Commentary: In Search of a Moral Health Care System
We are a country whose citizens pledge “liberty and justice for all” and whose government is to be organized so as to “promote the common welfare”.
We are a country whose citizens pledge “liberty and justice for all” and whose government is to be organized so as to “promote the common welfare”. To propose a health care system that places an unfair burden on the poor and the elderly is a violation of those values, but that is exactly what the so called American Health Care Act does. This is the “repeal and replace” legislation that GOP leaders hope to expedite through Congress in the coming days.
It is difficult to imagine an issue that so profoundly affects each person the way health care does. It is complex, because we are complex and the contexts in which we live and work and have our being are also complex. Each of us needs health care at every stage of life, whether it is preventive services that help to keep us healthy and identify concerns or the myriad of procedures and therapies that address the host of conditions that can threaten our very existence.
Health care is, without question, a basic and fundamental human need. It is certainly equal to the need to access water, plumbing, electricity, trash removal, education as well as services that provide for our safety and security and that promote the common good. It only stands to reason that a service so essential to life be something we guarantee to every citizen. All of us together, as fellow citizens, are responsible to ensure access for everyone, regardless of economic status and ability to pay.
To be sure, the Affordable Care Act is something can and ought to be improved, but the evidence is clear about the millions of citizens who are benefitting from it, not the least of which are the millions who did not previously have health coverage. But rather than working on it together, it has been made into a political wedge that continues to divide the country. America deserves better.
If there is going to be a “repeal and replace” it must improve on the ACA by increasing the number of insured, lowering overall health care cost more than the ACA already has (and it has), and it must make health care more affordable, especially to those who struggle most to afford it. But the GOP’s “American Health Care Act” doesn’t do that. It continues to treat health care like a privilege or a commodity to be sold at market value with profits and tax breaks that line the pockets of the rich.
America can ill afford to be duped by this dubious plan that the GOP is rushing through without a score from the Congressional Budget Office denying Americans critical information about what their proposal will actually cost. By moving to a per capita formula for Medicaid with limits, it will leave states and health institutions holding the bill for the actual costs. Inevitably this will force these institutions to reduce access to care leaving the most vulnerable among us without. Although no federal funds to Planned Parenthood pay for abortion services, the GOP plan defunds Planned Parenthood which will leave hundreds of thousands of women without the health care services they need.

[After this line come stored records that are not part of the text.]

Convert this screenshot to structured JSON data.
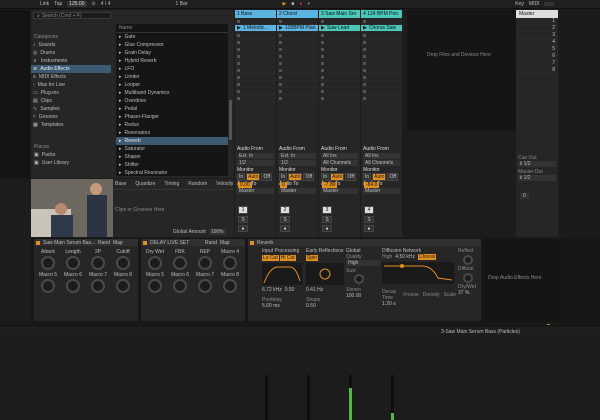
{
  "topbar": {
    "link": "Link",
    "tap": "Tap",
    "tempo": "125.00",
    "time_sig": "4 / 4",
    "loop": "1 Bar",
    "key": "Key",
    "midi": "MIDI"
  },
  "browser": {
    "search_placeholder": "Search (Cmd + F)",
    "categories_header": "Categories",
    "categories": [
      "Sounds",
      "Drums",
      "Instruments",
      "Audio Effects",
      "MIDI Effects",
      "Max for Live",
      "Plug-ins",
      "Clips",
      "Samples",
      "Grooves",
      "Templates"
    ],
    "places_header": "Places",
    "places": [
      "Packs",
      "User Library"
    ],
    "name_header": "Name",
    "items": [
      "Gate",
      "Glue Compressor",
      "Grain Delay",
      "Hybrid Reverb",
      "LFO",
      "Limiter",
      "Looper",
      "Multiband Dynamics",
      "Overdrive",
      "Pedal",
      "Phaser-Flanger",
      "Redux",
      "Resonators",
      "Reverb",
      "Saturator",
      "Shaper",
      "Shifter",
      "Spectral Resonator"
    ],
    "selected_item": "Reverb"
  },
  "groove": {
    "headers": [
      "Base",
      "Quantize",
      "Timing",
      "Random",
      "Velocity"
    ],
    "drop_text": "Clips or Grooves Here",
    "global_label": "Global Amount",
    "global_value": "100%"
  },
  "tracks": [
    {
      "name": "1 Bass",
      "clip": "1 Melodic...",
      "color": "#5bb4e0",
      "io_from": "Ext. In",
      "ch": "1/2",
      "monitor": [
        "In",
        "Auto",
        "Off"
      ],
      "to": "Master",
      "vol": "0.00",
      "meter": 0.0
    },
    {
      "name": "2 Chord",
      "clip": "128BPM Pian...",
      "color": "#5bb4e0",
      "io_from": "Ext. In",
      "ch": "1/2",
      "monitor": [
        "In",
        "Auto",
        "Off"
      ],
      "to": "Master",
      "vol": "0",
      "meter": 0.0
    },
    {
      "name": "3 Saw Main Ser",
      "clip": "Saw Lead",
      "color": "#49c7b9",
      "io_from": "All Ins",
      "ch": "All Channels",
      "monitor": [
        "In",
        "Auto",
        "Off"
      ],
      "to": "Master",
      "vol": "-7.80",
      "meter": 0.72
    },
    {
      "name": "4 124 BPM Pno",
      "clip": "Chorus Saw",
      "color": "#49c7b9",
      "io_from": "All Ins",
      "ch": "All Channels",
      "monitor": [
        "In",
        "Auto",
        "Off"
      ],
      "to": "Master",
      "vol": "-84.0",
      "meter": 0.15
    }
  ],
  "drop_files": "Drop Files and Devices Here",
  "master": {
    "name": "Master",
    "scene_numbers": [
      "1",
      "2",
      "3",
      "4",
      "5",
      "6",
      "7",
      "8"
    ],
    "cue_out_label": "Cue Out",
    "cue_out_value": "ii 1/2",
    "master_out_label": "Master Out",
    "master_out_value": "ii 1/2",
    "vol": "0"
  },
  "io_labels": {
    "audio_from": "Audio From",
    "monitor": "Monitor",
    "audio_to": "Audio To"
  },
  "rack1": {
    "title": "Saw Main Serum Bas...",
    "menu": [
      "Rand",
      "Map"
    ],
    "macros": [
      "Attack",
      "Length",
      "2P",
      "Cutoff",
      "Macro 5",
      "Macro 6",
      "Macro 7",
      "Macro 8"
    ]
  },
  "rack2": {
    "title": "DELAY LIVE SET",
    "menu": [
      "Rand",
      "Map"
    ],
    "macros": [
      "Dry Wet",
      "FBK",
      "REP",
      "Macro 4",
      "Macro 5",
      "Macro 6",
      "Macro 7",
      "Macro 8"
    ]
  },
  "reverb": {
    "title": "Reverb",
    "input_section": "Input Processing",
    "lo_cut": "Lo Cut",
    "hi_cut": "Hi Cut",
    "spin": "Spin",
    "freq": "6.72 kHz",
    "freq2": "0.50",
    "predelay_label": "Predelay",
    "predelay": "5.00 ms",
    "early_section": "Early Reflections",
    "spin_value": "0.41 Hz",
    "shape_label": "Shape",
    "shape": "0.50",
    "global_section": "Global",
    "quality_label": "Quality",
    "quality": "High",
    "size_label": "Size",
    "stereo_label": "Stereo",
    "stereo": "100.00",
    "diffusion_section": "Diffusion Network",
    "high_label": "High",
    "high_freq": "4.50 kHz",
    "decay_label": "Decay Time",
    "decay": "1.20 s",
    "freeze_label": "Freeze",
    "density_label": "Density",
    "scale_label": "Scale",
    "reflect_label": "Reflect",
    "diffuse_label": "Diffuse",
    "drywet_label": "Dry/Wet",
    "drywet": "37 %",
    "chorus_label": "Chorus"
  },
  "drop_audio": "Drop Audio Effects Here",
  "status": "3-Saw Main Serum Bass (Particles)"
}
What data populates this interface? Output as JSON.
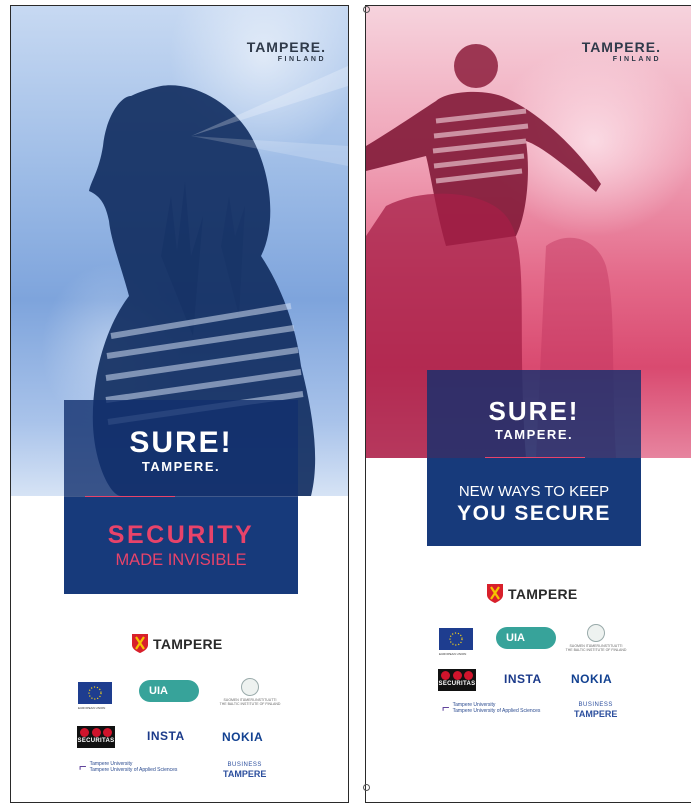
{
  "banner_left": {
    "logo": {
      "name": "TAMPERE.",
      "country": "FINLAND"
    },
    "headline": {
      "line1": "SURE!",
      "line2": "TAMPERE."
    },
    "tagline": {
      "line1": "SECURITY",
      "line2": "MADE INVISIBLE"
    },
    "city_logo": "TAMPERE",
    "partners": {
      "eu": "EUROPEAN UNION",
      "uia": "UIA",
      "baltic": [
        "SUOMEN ITÄMERI-INSTITUUTTI",
        "THE BALTIC INSTITUTE OF FINLAND"
      ],
      "securitas": "SECURITAS",
      "insta": "INSTA",
      "nokia": "NOKIA",
      "tuni": [
        "Tampere University",
        "Tampere University of Applied Sciences"
      ],
      "business_tampere": [
        "BUSINESS",
        "TAMPERE"
      ]
    }
  },
  "banner_right": {
    "logo": {
      "name": "TAMPERE.",
      "country": "FINLAND"
    },
    "headline": {
      "line1": "SURE!",
      "line2": "TAMPERE."
    },
    "tagline": {
      "line1": "NEW WAYS TO KEEP",
      "line2": "YOU SECURE"
    },
    "city_logo": "TAMPERE",
    "partners": {
      "eu": "EUROPEAN UNION",
      "uia": "UIA",
      "baltic": [
        "SUOMEN ITÄMERI-INSTITUUTTI",
        "THE BALTIC INSTITUTE OF FINLAND"
      ],
      "securitas": "SECURITAS",
      "insta": "INSTA",
      "nokia": "NOKIA",
      "tuni": [
        "Tampere University",
        "Tampere University of Applied Sciences"
      ],
      "business_tampere": [
        "BUSINESS",
        "TAMPERE"
      ]
    }
  },
  "colors": {
    "accent_pink": "#e8436a",
    "navy": "#173a7b",
    "blue_photo": "#7ea4dc",
    "pink_photo": "#e46a8a"
  }
}
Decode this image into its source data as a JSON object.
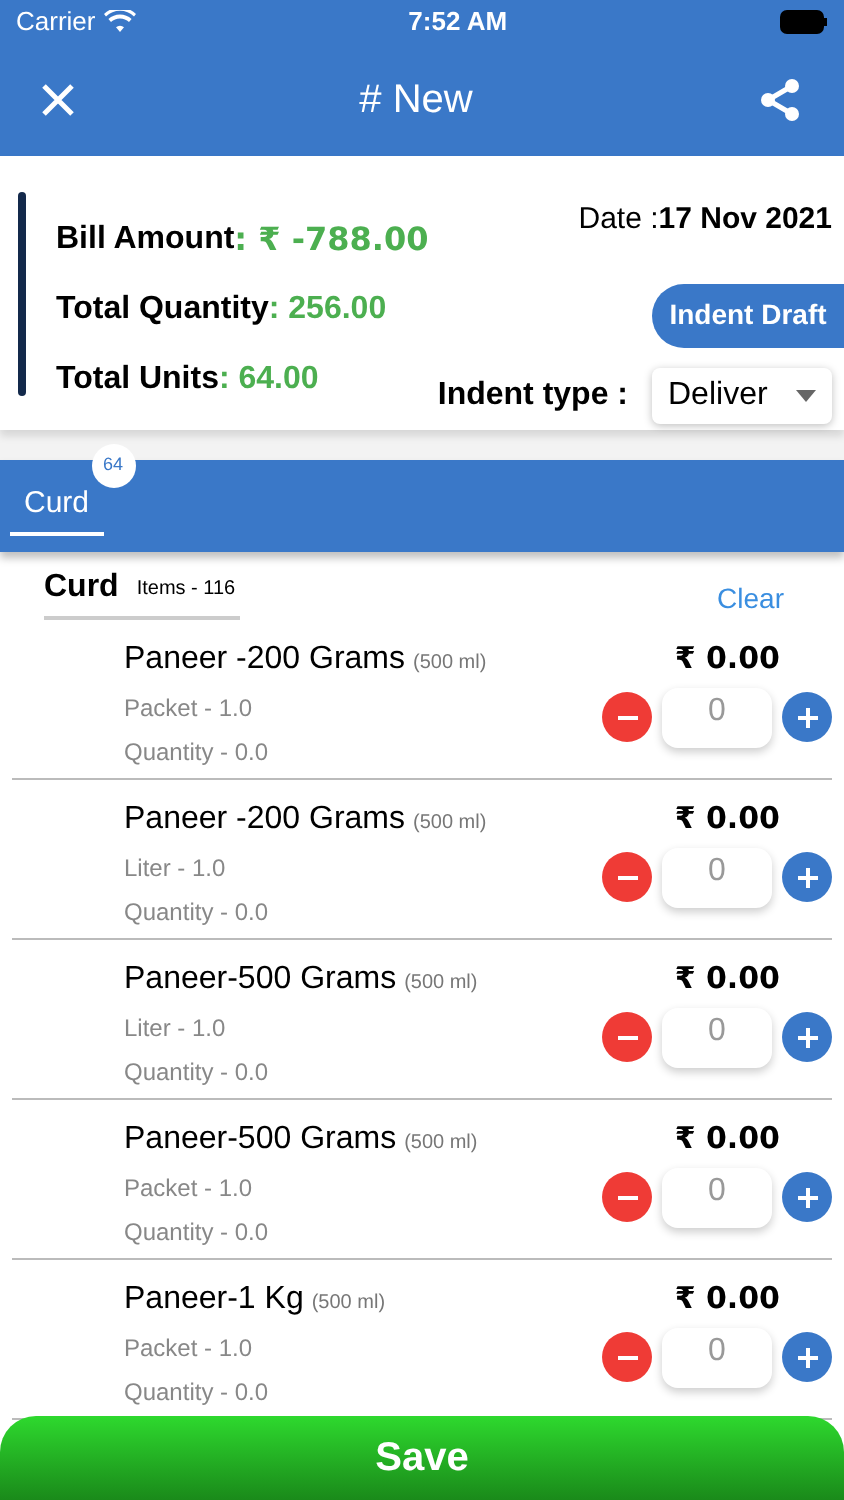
{
  "status_bar": {
    "carrier": "Carrier",
    "time": "7:52 AM"
  },
  "header": {
    "title": "# New"
  },
  "summary": {
    "bill_amount_label": "Bill Amount",
    "bill_amount": ": ₹ -788.00",
    "total_quantity_label": "Total Quantity",
    "total_quantity": ": 256.00",
    "total_units_label": "Total Units",
    "total_units": ": 64.00",
    "date_label": "Date :",
    "date": "17 Nov 2021",
    "indent_draft_button": "Indent Draft",
    "indent_type_label": "Indent type :",
    "indent_type_value": "Deliver"
  },
  "tabs": [
    {
      "label": "Curd",
      "badge": "64",
      "selected": true
    }
  ],
  "section": {
    "title": "Curd",
    "items_count": "Items - 116",
    "clear": "Clear"
  },
  "products": [
    {
      "name": "Paneer -200 Grams",
      "size": "(500 ml)",
      "unit": "Packet - 1.0",
      "quantity": "Quantity - 0.0",
      "price": "₹ 0.00",
      "count": "0"
    },
    {
      "name": "Paneer -200 Grams",
      "size": "(500 ml)",
      "unit": "Liter - 1.0",
      "quantity": "Quantity - 0.0",
      "price": "₹ 0.00",
      "count": "0"
    },
    {
      "name": "Paneer-500 Grams",
      "size": "(500 ml)",
      "unit": "Liter - 1.0",
      "quantity": "Quantity - 0.0",
      "price": "₹ 0.00",
      "count": "0"
    },
    {
      "name": "Paneer-500 Grams",
      "size": "(500 ml)",
      "unit": "Packet - 1.0",
      "quantity": "Quantity - 0.0",
      "price": "₹ 0.00",
      "count": "0"
    },
    {
      "name": "Paneer-1 Kg",
      "size": "(500 ml)",
      "unit": "Packet - 1.0",
      "quantity": "Quantity - 0.0",
      "price": "₹ 0.00",
      "count": "0"
    }
  ],
  "save_button": "Save"
}
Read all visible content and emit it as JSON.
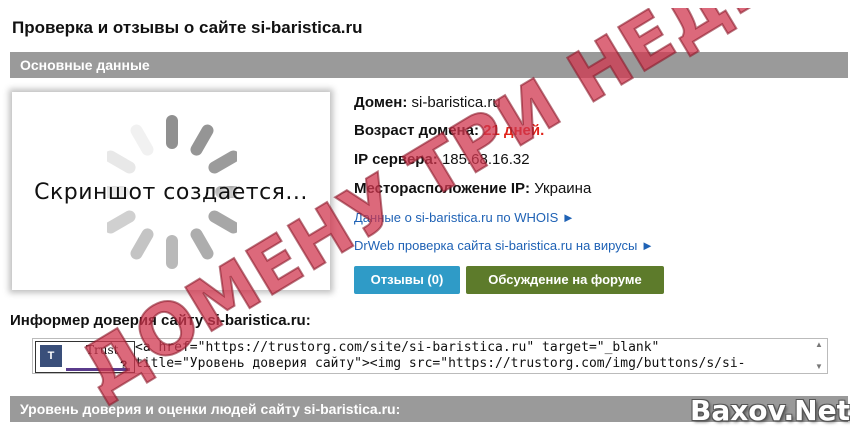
{
  "page": {
    "title": "Проверка и отзывы о сайте si-baristica.ru"
  },
  "sections": {
    "basic": "Основные данные",
    "trust": "Уровень доверия и оценки людей сайту si-baristica.ru:"
  },
  "screenshot": {
    "caption": "Скриншот создается..."
  },
  "info": {
    "domain_label": "Домен:",
    "domain_value": "si-baristica.ru",
    "age_label": "Возраст домена:",
    "age_value": "21 дней.",
    "ip_label": "IP сервера:",
    "ip_value": "185.68.16.32",
    "location_label": "Месторасположение IP:",
    "location_value": "Украина"
  },
  "links": {
    "whois": "Данные о si-baristica.ru по WHOIS ►",
    "drweb": "DrWeb проверка сайта si-baristica.ru на вирусы ►"
  },
  "buttons": {
    "reviews": "Отзывы (0)",
    "forum": "Обсуждение на форуме"
  },
  "informer": {
    "label": "Информер доверия сайту si-baristica.ru:",
    "code_line1": "<a href=\"https://trustorg.com/site/si-baristica.ru\" target=\"_blank\"",
    "code_line2": "title=\"Уровень доверия сайту\"><img src=\"https://trustorg.com/img/buttons/s/si-",
    "badge_word": "Trust",
    "badge_q": "?"
  },
  "watermarks": {
    "stamp": "ДОМЕНУ ТРИ НЕДЕЛИ",
    "corner": "Baxov.Net"
  },
  "colors": {
    "section_bar": "#9a9a9a",
    "age_red": "#e0241b",
    "link_blue": "#1f62b5",
    "btn_reviews": "#2f9bc7",
    "btn_forum": "#5d7b2b",
    "stamp": "#d0374f"
  }
}
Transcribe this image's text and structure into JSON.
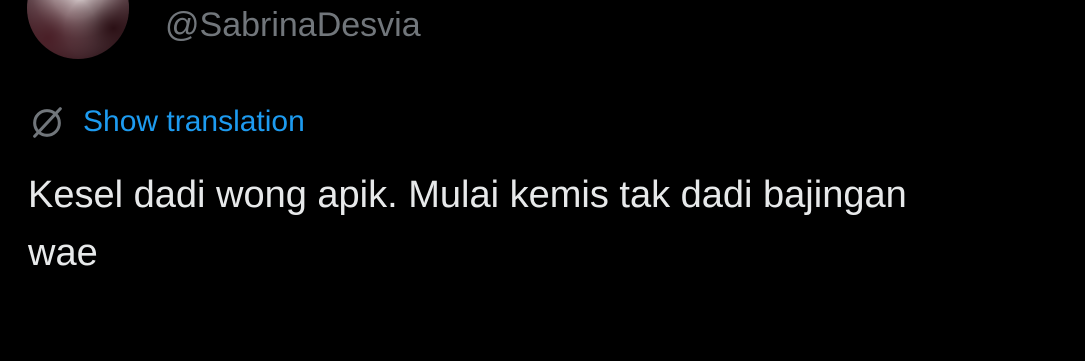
{
  "author": {
    "handle": "@SabrinaDesvia"
  },
  "translation": {
    "link_label": "Show translation"
  },
  "tweet": {
    "line1": "Kesel dadi wong apik. Mulai kemis tak dadi bajingan",
    "line2": "wae"
  },
  "icons": {
    "translate": "globe-slash-icon",
    "avatar": "profile-avatar"
  },
  "colors": {
    "background": "#000000",
    "text": "#e7e9ea",
    "muted": "#71767b",
    "link": "#1d9bf0"
  }
}
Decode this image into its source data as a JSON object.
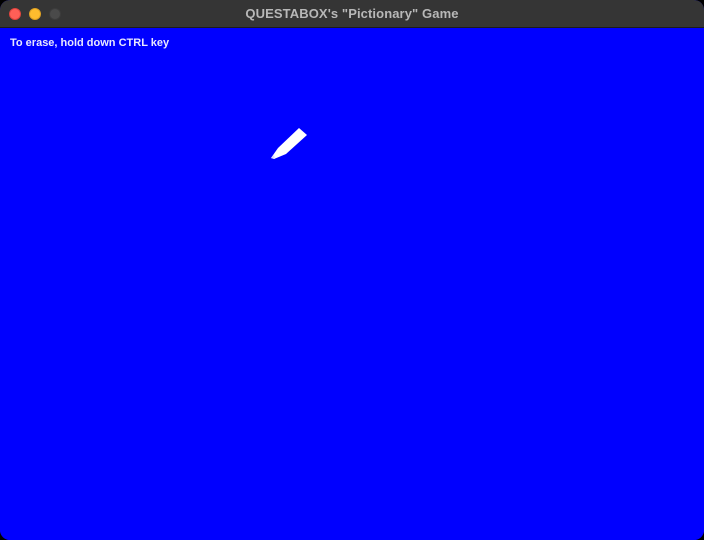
{
  "window": {
    "title": "QUESTABOX's \"Pictionary\" Game",
    "traffic_lights": [
      "close",
      "minimize",
      "zoom"
    ]
  },
  "canvas": {
    "background_color": "#0000ff",
    "hint_text": "To erase, hold down CTRL key",
    "cursor_icon": "pencil-icon"
  }
}
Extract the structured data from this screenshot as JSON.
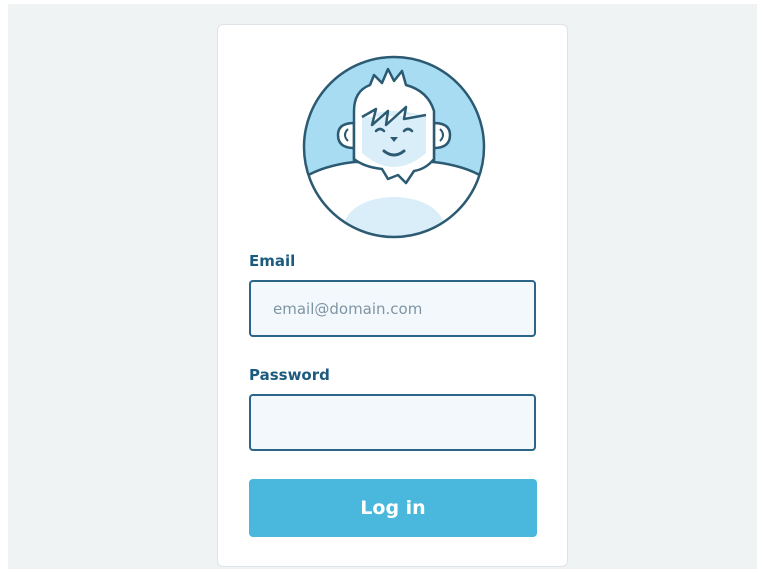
{
  "login_form": {
    "avatar": "yeti-avatar-icon",
    "email": {
      "label": "Email",
      "placeholder": "email@domain.com",
      "value": ""
    },
    "password": {
      "label": "Password",
      "value": ""
    },
    "submit_label": "Log in"
  },
  "colors": {
    "background": "#eff3f4",
    "card": "#ffffff",
    "label": "#1c5b7e",
    "field_border": "#2b6587",
    "field_fill": "#f3f8fd",
    "button": "#4ab8dc",
    "button_text": "#ffffff",
    "avatar_fill": "#a7dcf2",
    "avatar_face": "#d9eef8"
  }
}
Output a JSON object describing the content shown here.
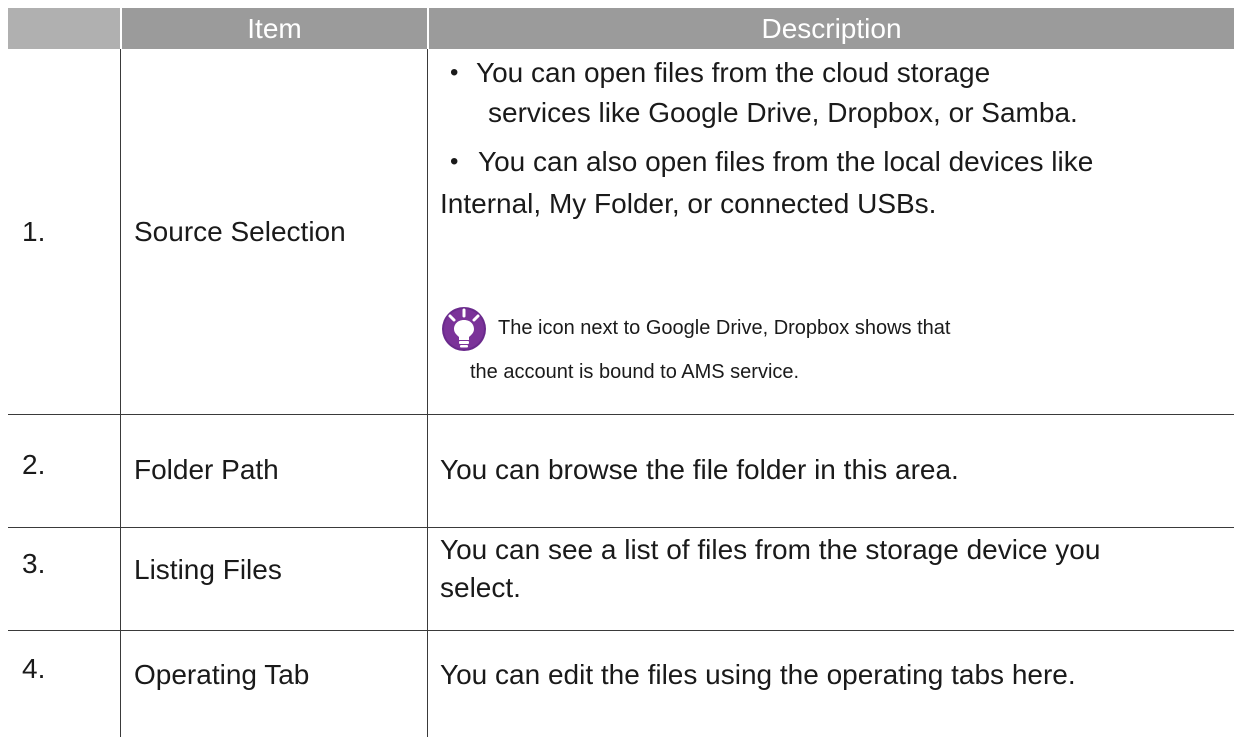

America needs a moral health care system that guarantees access to quality health for everyone, but this plan is not it. Americans must demand better from their Congressional leaders.
Michael Schuenemeyer is Executive for Health and Wholeness Advocacy Ministries of the United Church of Christ.